This research output has an Altmetric Attention Score of 14. This is our high-level measure of the quality and quantity of online attention that it has received. This Attention Score, as well as the ranking and number of research outputs shown below, was calculated when the research output was last mentioned on 24 September 2018.
All research outputs
#1,840,215
of 19,183,540 outputs
Outputs from BMC Public Health
#2,135
of 12,648 outputs
Outputs of similar age
#40,483
of 282,513 outputs
Outputs of similar age from BMC Public Health
#2
of 9 outputs
Altmetric has tracked 19,183,540 research outputs across all sources so far. Compared to these this one has done particularly well and is in the 90th percentile: it's in the top 10% of all research outputs ever tracked by Altmetric.
So far Altmetric has tracked 12,648 research outputs from this source. They typically receive a lot more attention than average, with a mean Attention Score of 13.3. This one has done well, scoring higher than 83% of its peers.
Older research outputs will score higher simply because they've had more time to accumulate mentions. To account for age we can compare this Altmetric Attention Score to the 282,513 tracked outputs that were published within six weeks on either side of this one in any source. This one has done well, scoring higher than 85% of its contemporaries.
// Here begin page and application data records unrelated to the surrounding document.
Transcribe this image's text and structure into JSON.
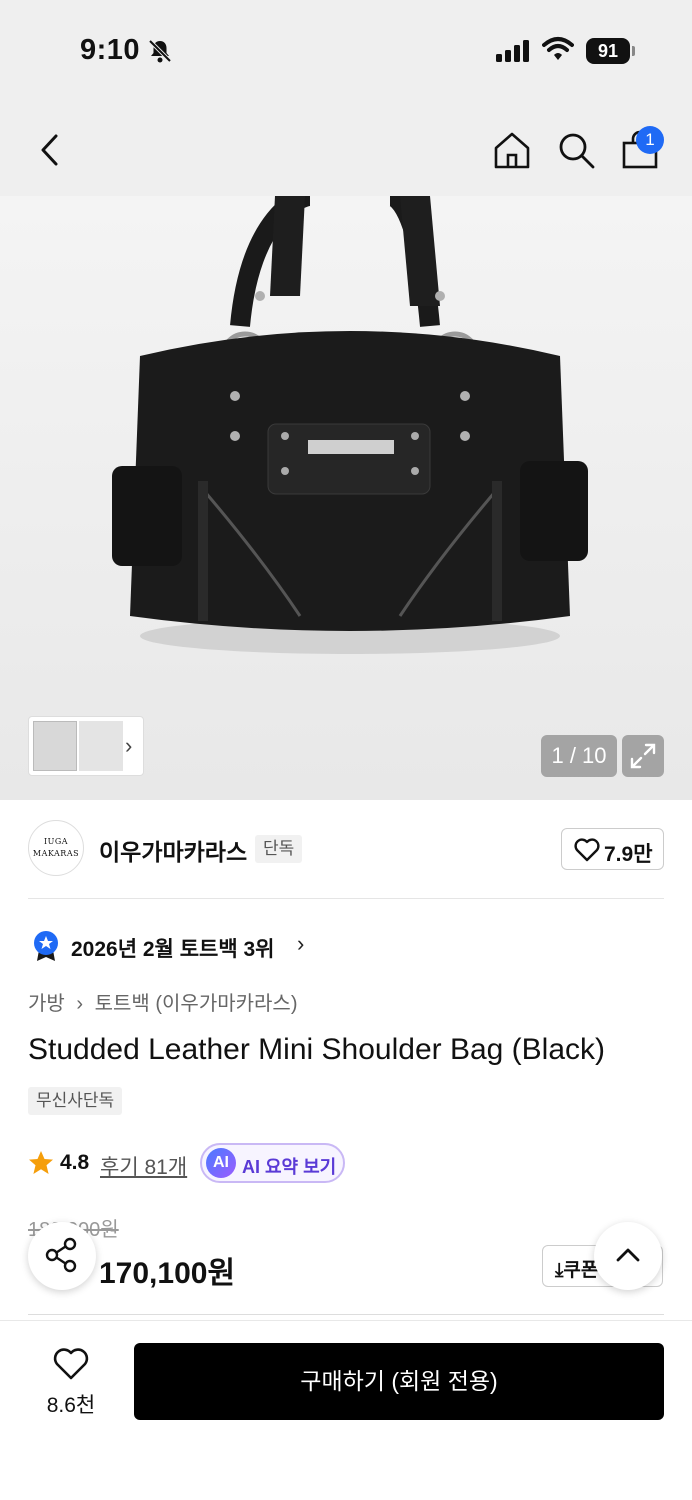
{
  "status_bar": {
    "time": "9:10",
    "battery": "91"
  },
  "header": {
    "cart_count": "1"
  },
  "gallery": {
    "page_indicator": "1 / 10"
  },
  "brand": {
    "logo_text_line1": "IUGA",
    "logo_text_line2": "MAKARAS",
    "name": "이우가마카라스",
    "tag": "단독",
    "like_count": "7.9만"
  },
  "ranking": {
    "text": "2026년 2월 토트백 3위"
  },
  "breadcrumb": {
    "category": "가방",
    "sub": "토트백 (이우가마카라스)"
  },
  "product": {
    "title": "Studded Leather Mini Shoulder Bag (Black)",
    "badge": "무신사단독",
    "rating": "4.8",
    "reviews": "후기 81개",
    "ai_icon": "AI",
    "ai_label": "AI 요약 보기",
    "original_price": "189,000원",
    "sale_price": "170,100원",
    "coupon_label": "쿠폰"
  },
  "bottom": {
    "wish_count": "8.6천",
    "buy_label": "구매하기 (회원 전용)"
  },
  "colors": {
    "accent_blue": "#1f6af5",
    "buy_button": "#000000",
    "star": "#f59e0b"
  }
}
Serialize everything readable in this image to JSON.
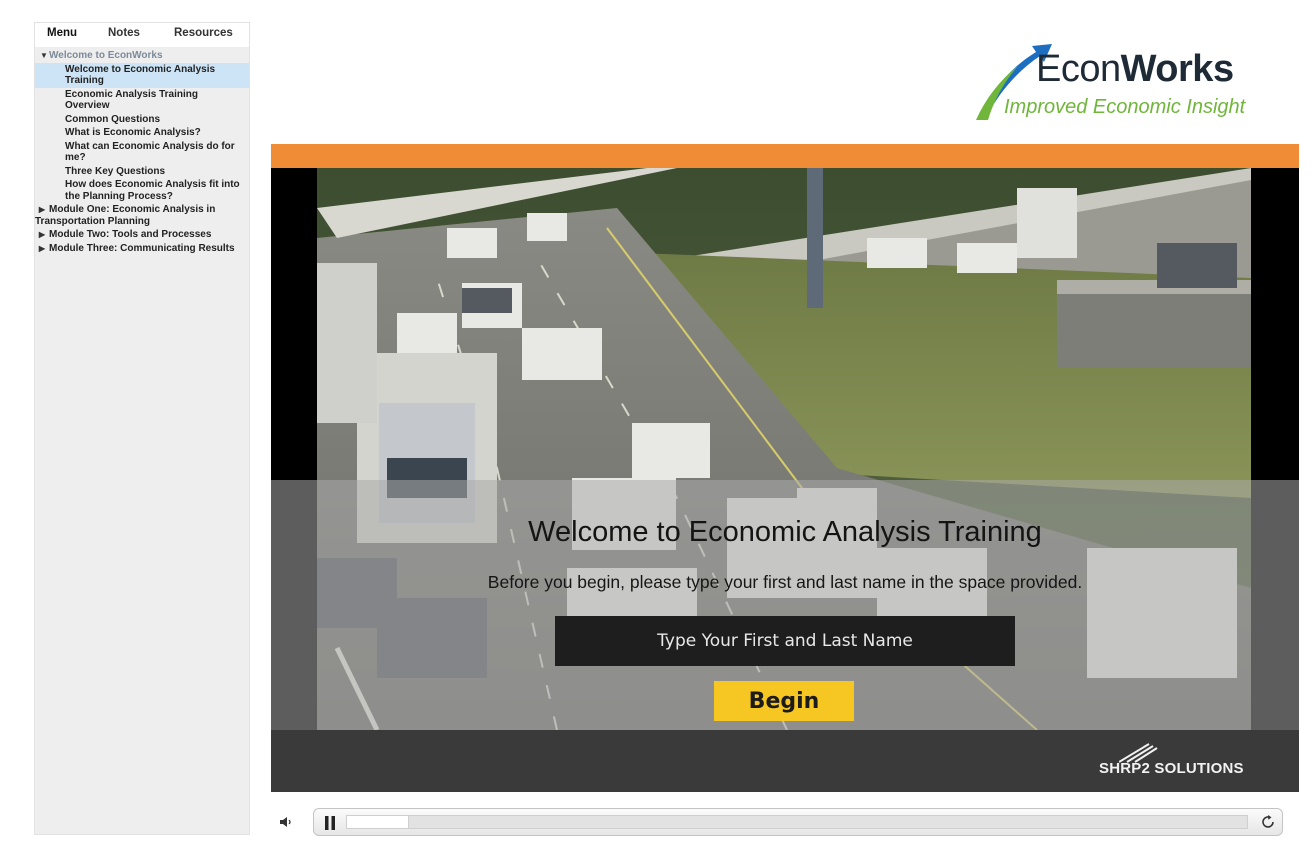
{
  "sidebar": {
    "tabs": [
      "Menu",
      "Notes",
      "Resources"
    ],
    "menu": {
      "section": "Welcome to EconWorks",
      "items": [
        "Welcome to Economic Analysis Training",
        "Economic Analysis Training Overview",
        "Common Questions",
        "What is Economic Analysis?",
        "What can Economic Analysis do for me?",
        "Three Key Questions",
        "How does Economic Analysis fit into the Planning Process?"
      ],
      "modules": [
        "Module One: Economic Analysis in Transportation Planning",
        "Module Two: Tools and Processes",
        "Module Three: Communicating Results"
      ]
    }
  },
  "logo": {
    "name_regular": "Econ",
    "name_bold": "Works",
    "tagline": "Improved Economic Insight"
  },
  "slide": {
    "title": "Welcome to Economic Analysis Training",
    "subtitle": "Before you begin, please type your first and last name in the space provided.",
    "name_placeholder": "Type Your First and Last Name",
    "begin_label": "Begin",
    "footer_logo": "SHRP2 SOLUTIONS"
  },
  "player": {
    "progress_fraction": 0.068
  },
  "colors": {
    "accent_orange": "#f08b36",
    "begin_yellow": "#f6c623",
    "logo_green": "#6fb63a",
    "logo_blue": "#1d6ec1",
    "selected_row": "#cce4f5"
  },
  "icons": {
    "volume": "volume-icon",
    "pause": "pause-icon",
    "replay": "replay-icon"
  }
}
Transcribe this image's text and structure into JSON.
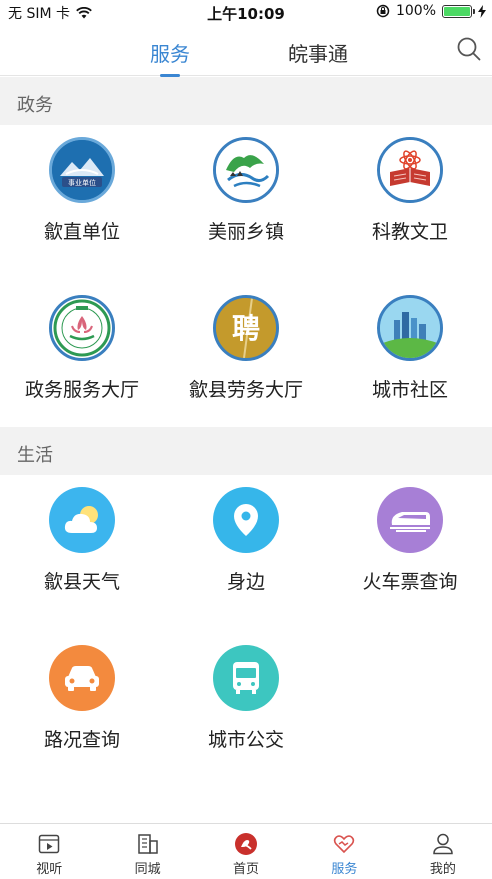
{
  "status_bar": {
    "carrier": "无 SIM 卡",
    "time": "上午10:09",
    "battery": "100%",
    "battery_level": 1.0
  },
  "topbar": {
    "tabs": [
      {
        "label": "服务",
        "active": true
      },
      {
        "label": "皖事通",
        "active": false
      }
    ],
    "search_icon": "search-icon"
  },
  "sections": [
    {
      "title": "政务",
      "items": [
        {
          "label": "歙直单位",
          "icon": "public-institution-icon"
        },
        {
          "label": "美丽乡镇",
          "icon": "landscape-icon"
        },
        {
          "label": "科教文卫",
          "icon": "science-education-icon"
        },
        {
          "label": "政务服务大厅",
          "icon": "gov-service-hall-icon"
        },
        {
          "label": "歙县劳务大厅",
          "icon": "recruit-icon"
        },
        {
          "label": "城市社区",
          "icon": "city-community-icon"
        }
      ]
    },
    {
      "title": "生活",
      "items": [
        {
          "label": "歙县天气",
          "icon": "weather-icon"
        },
        {
          "label": "身边",
          "icon": "location-pin-icon"
        },
        {
          "label": "火车票查询",
          "icon": "train-icon"
        },
        {
          "label": "路况查询",
          "icon": "car-icon"
        },
        {
          "label": "城市公交",
          "icon": "bus-icon"
        }
      ]
    }
  ],
  "icon_texts": {
    "public_institution": "事业单位",
    "recruit": "聘"
  },
  "bottom_nav": [
    {
      "label": "视听",
      "icon": "video-icon",
      "active": false
    },
    {
      "label": "同城",
      "icon": "building-icon",
      "active": false
    },
    {
      "label": "首页",
      "icon": "home-logo-icon",
      "active": false
    },
    {
      "label": "服务",
      "icon": "heart-hands-icon",
      "active": true
    },
    {
      "label": "我的",
      "icon": "profile-icon",
      "active": false
    }
  ],
  "colors": {
    "accent": "#3a86d2",
    "weather": "#3cb5ee",
    "location": "#36b6ea",
    "train": "#a77fd6",
    "car": "#f38a3e",
    "bus": "#3dc6c0"
  }
}
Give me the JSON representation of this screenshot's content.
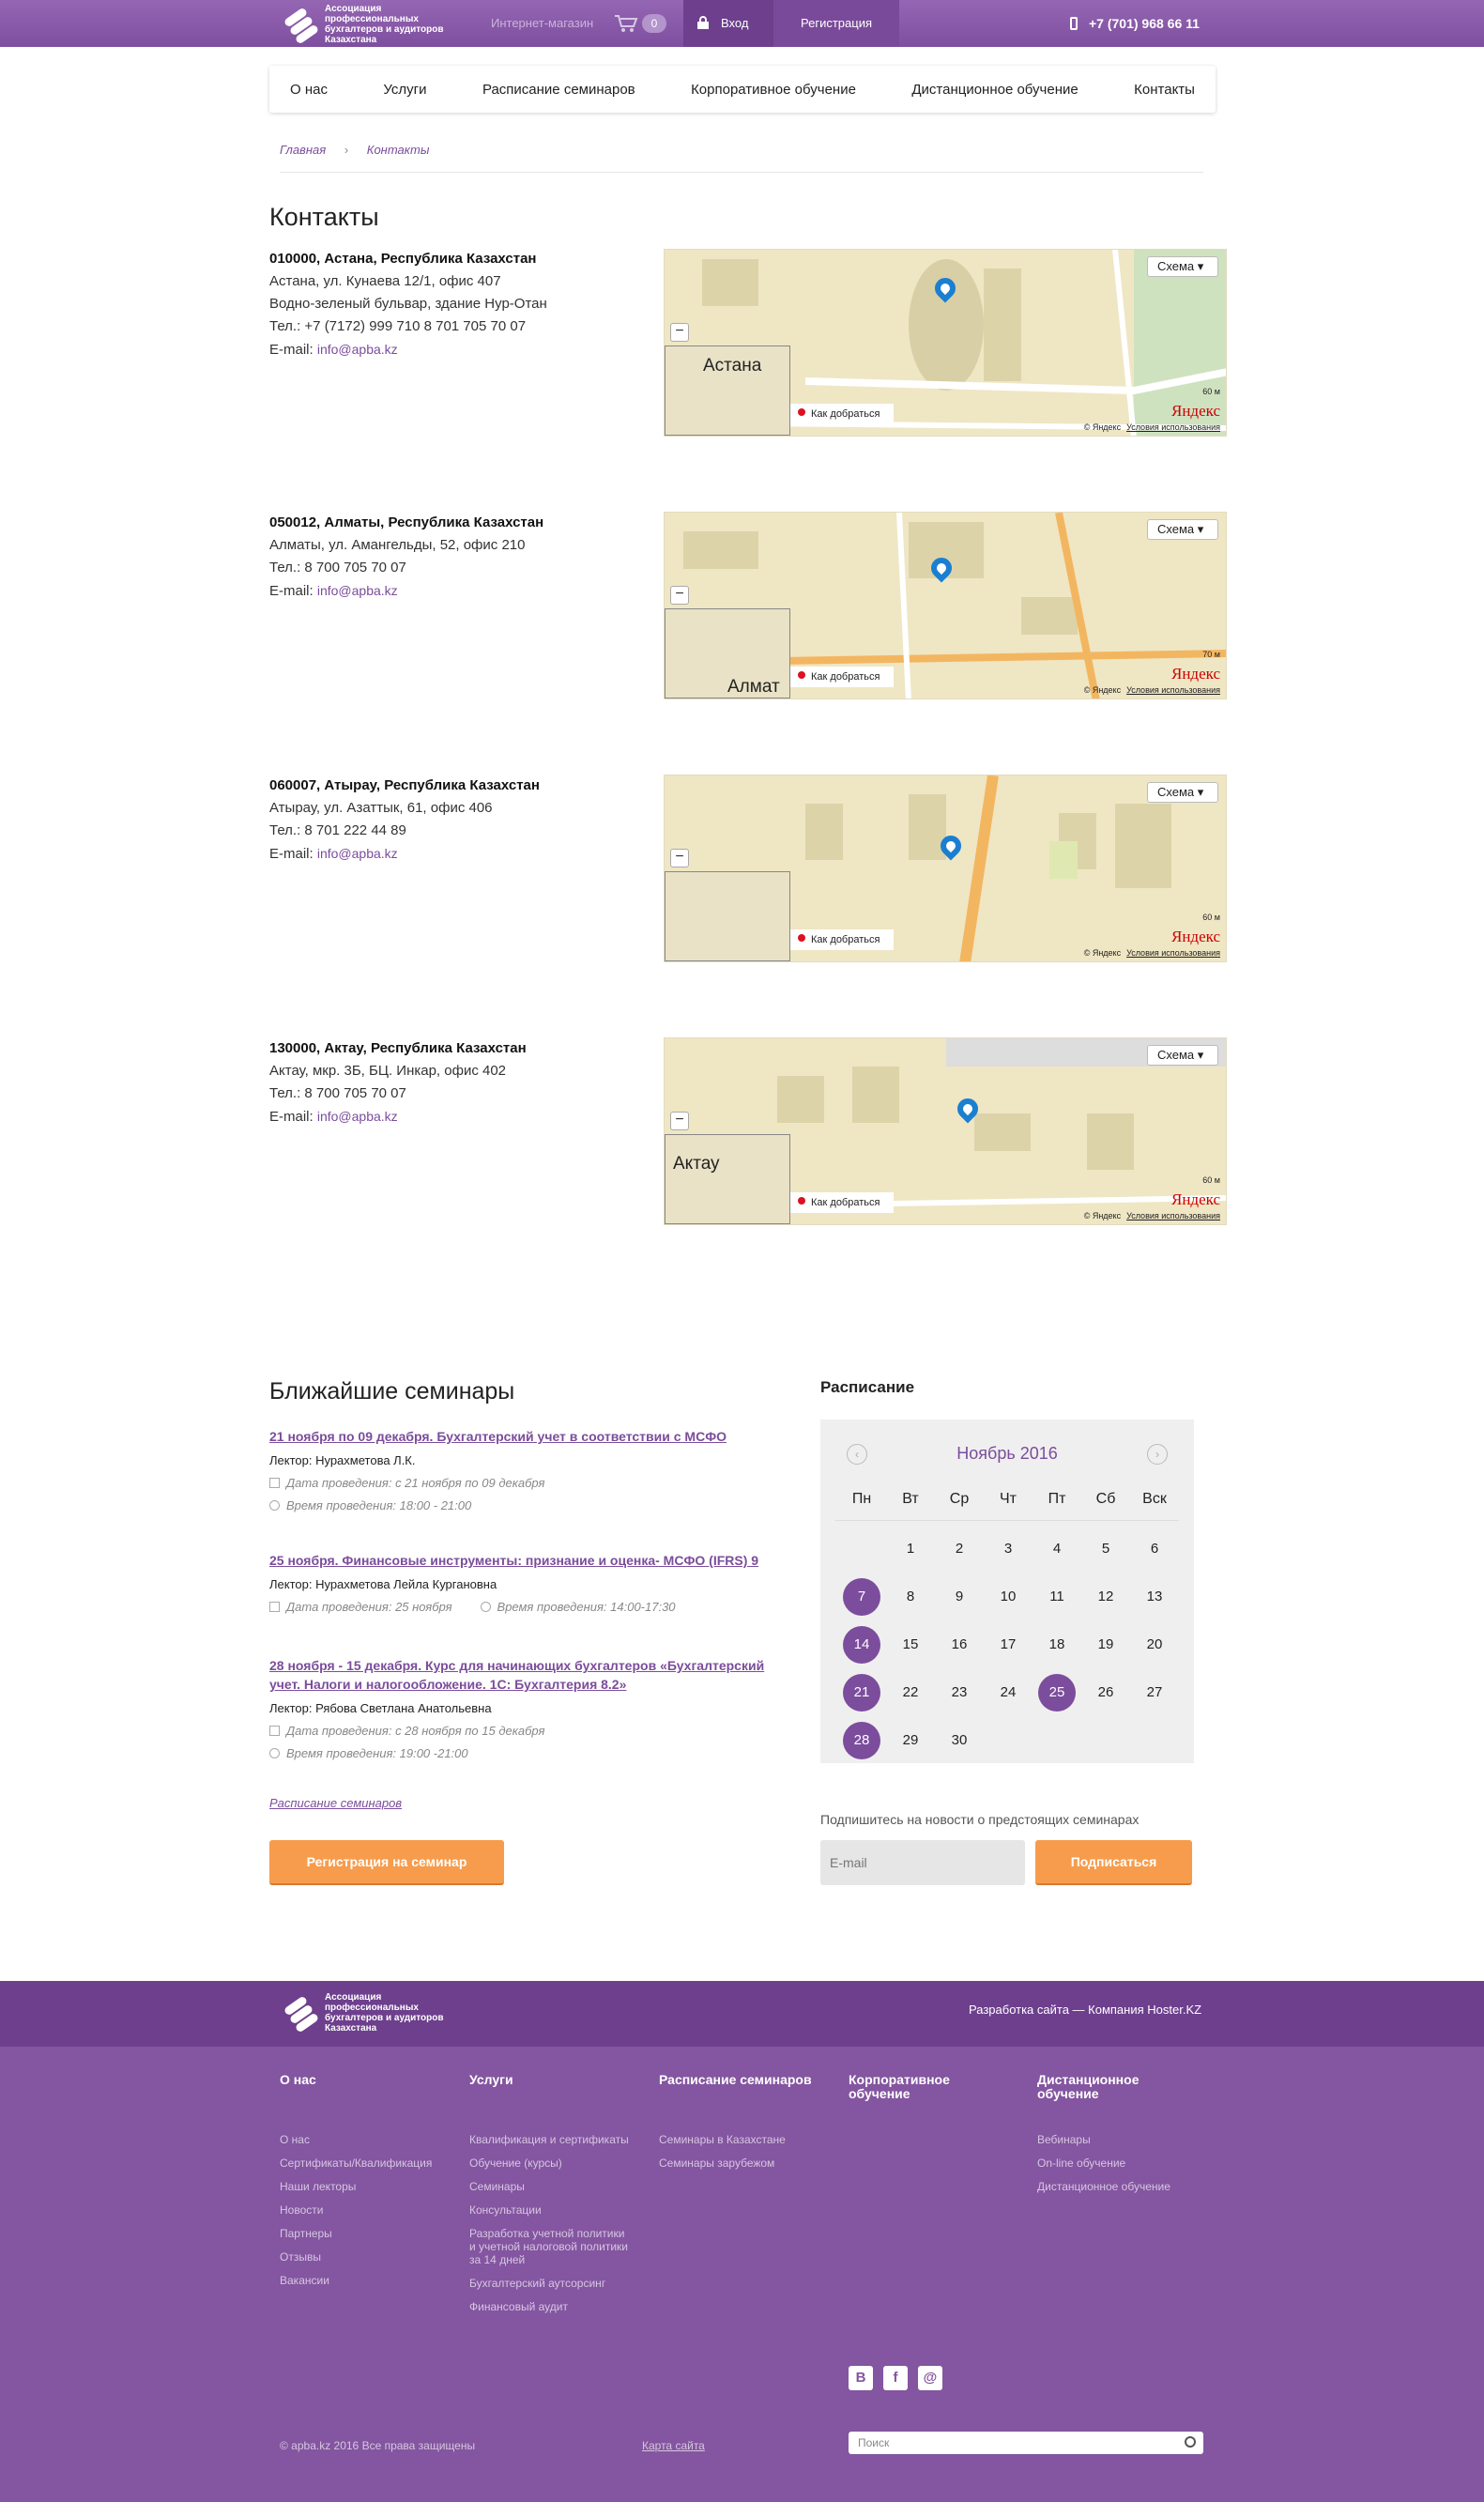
{
  "header": {
    "logo_text": "Ассоциация профессиональных бухгалтеров и аудиторов Казахстана",
    "shop": "Интернет-магазин",
    "cart_count": "0",
    "login": "Вход",
    "register": "Регистрация",
    "phone": "+7 (701) 968 66 11"
  },
  "nav": [
    "О нас",
    "Услуги",
    "Расписание семинаров",
    "Корпоративное обучение",
    "Дистанционное обучение",
    "Контакты"
  ],
  "breadcrumb": {
    "home": "Главная",
    "sep": "›",
    "current": "Контакты"
  },
  "page_title": "Контакты",
  "offices": [
    {
      "head": "010000, Астана, Республика Казахстан",
      "lines": [
        "Астана, ул. Кунаева 12/1, офис 407",
        "Водно-зеленый бульвар, здание Нур-Отан",
        "Тел.:   +7 (7172) 999 710  8 701 705 70 07"
      ],
      "email_label": "E-mail: ",
      "email": "info@apba.kz",
      "map_city": "Астана"
    },
    {
      "head": "050012, Алматы, Республика Казахстан",
      "lines": [
        "Алматы, ул. Амангельды, 52, офис 210",
        "Тел.: 8 700 705 70 07"
      ],
      "email_label": "E-mail: ",
      "email": "info@apba.kz",
      "map_city": "Алмат"
    },
    {
      "head": "060007, Атырау, Республика Казахстан",
      "lines": [
        "Атырау, ул. Азаттык, 61, офис 406",
        "Тел.: 8 701 222 44 89"
      ],
      "email_label": "E-mail: ",
      "email": "info@apba.kz",
      "map_city": ""
    },
    {
      "head": "130000, Актау, Республика Казахстан",
      "lines": [
        "Актау, мкр. 3Б, БЦ. Инкар, офис 402",
        "Тел.: 8 700 705 70 07"
      ],
      "email_label": "E-mail: ",
      "email": "info@apba.kz",
      "map_city": "Актау"
    }
  ],
  "map_ui": {
    "schema": "Схема ▾",
    "route": "Как добраться",
    "yandex": "Яндекс",
    "terms_a": "© Яндекс",
    "terms_b": "Условия использования",
    "scales": [
      "60 м",
      "70 м",
      "60 м",
      "60 м"
    ]
  },
  "seminars": {
    "title": "Ближайшие семинары",
    "items": [
      {
        "link": "21 ноября по 09 декабря. Бухгалтерский учет в соответствии с МСФО",
        "lecturer": "Лектор: Нурахметова Л.К.",
        "date": "Дата проведения: с 21 ноября по 09 декабря",
        "time": "Время проведения: 18:00 - 21:00"
      },
      {
        "link": "25 ноября. Финансовые инструменты: признание и оценка- МСФО (IFRS) 9",
        "lecturer": "Лектор: Нурахметова Лейла Кургановна",
        "date": "Дата проведения: 25 ноября",
        "time": "Время проведения: 14:00-17:30"
      },
      {
        "link": "28 ноября - 15 декабря. Курс для начинающих бухгалтеров «Бухгалтерский учет. Налоги и налогообложение. 1С: Бухгалтерия 8.2»",
        "lecturer": "Лектор: Рябова Светлана Анатольевна",
        "date": "Дата проведения: с 28 ноября по 15 декабря",
        "time": "Время проведения: 19:00 -21:00"
      }
    ],
    "all_link": "Расписание семинаров",
    "register_button": "Регистрация на семинар"
  },
  "schedule": {
    "title": "Расписание",
    "month": "Ноябрь 2016",
    "weekdays": [
      "Пн",
      "Вт",
      "Ср",
      "Чт",
      "Пт",
      "Сб",
      "Вск"
    ],
    "weeks": [
      [
        "",
        "1",
        "2",
        "3",
        "4",
        "5",
        "6"
      ],
      [
        "7",
        "8",
        "9",
        "10",
        "11",
        "12",
        "13"
      ],
      [
        "14",
        "15",
        "16",
        "17",
        "18",
        "19",
        "20"
      ],
      [
        "21",
        "22",
        "23",
        "24",
        "25",
        "26",
        "27"
      ],
      [
        "28",
        "29",
        "30",
        "",
        "",
        "",
        ""
      ]
    ],
    "highlighted": [
      "7",
      "14",
      "21",
      "25",
      "28"
    ]
  },
  "subscribe": {
    "label": "Подпишитесь на новости о предстоящих семинарах",
    "placeholder": "E-mail",
    "button": "Подписаться"
  },
  "footer": {
    "developer": "Разработка сайта — Компания Hoster.KZ",
    "columns": [
      {
        "title": "О нас",
        "links": [
          "О нас",
          "Сертификаты/Квалификация",
          "Наши лекторы",
          "Новости",
          "Партнеры",
          "Отзывы",
          "Вакансии"
        ]
      },
      {
        "title": "Услуги",
        "links": [
          "Квалификация и сертификаты",
          "Обучение (курсы)",
          "Семинары",
          "Консультации",
          "Разработка учетной политики и учетной налоговой политики за 14 дней",
          "Бухгалтерский аутсорсинг",
          "Финансовый аудит"
        ]
      },
      {
        "title": "Расписание семинаров",
        "links": [
          "Семинары в Казахстане",
          "Семинары зарубежом"
        ]
      },
      {
        "title": "Корпоративное обучение",
        "links": []
      },
      {
        "title": "Дистанционное обучение",
        "links": [
          "Вебинары",
          "On-line обучение",
          "Дистанционное обучение"
        ]
      }
    ],
    "social": [
      "В",
      "f",
      "@"
    ],
    "copyright": "© apba.kz 2016 Все права защищены",
    "sitemap": "Карта сайта",
    "search_placeholder": "Поиск"
  },
  "colors": {
    "brand": "#7b4d9c",
    "accent": "#f79c4c",
    "footer": "#8455a0"
  }
}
We're also able to compare this research output to 9 others from the same source and published within six weeks on either side of this one. This one has scored higher than 7 of them.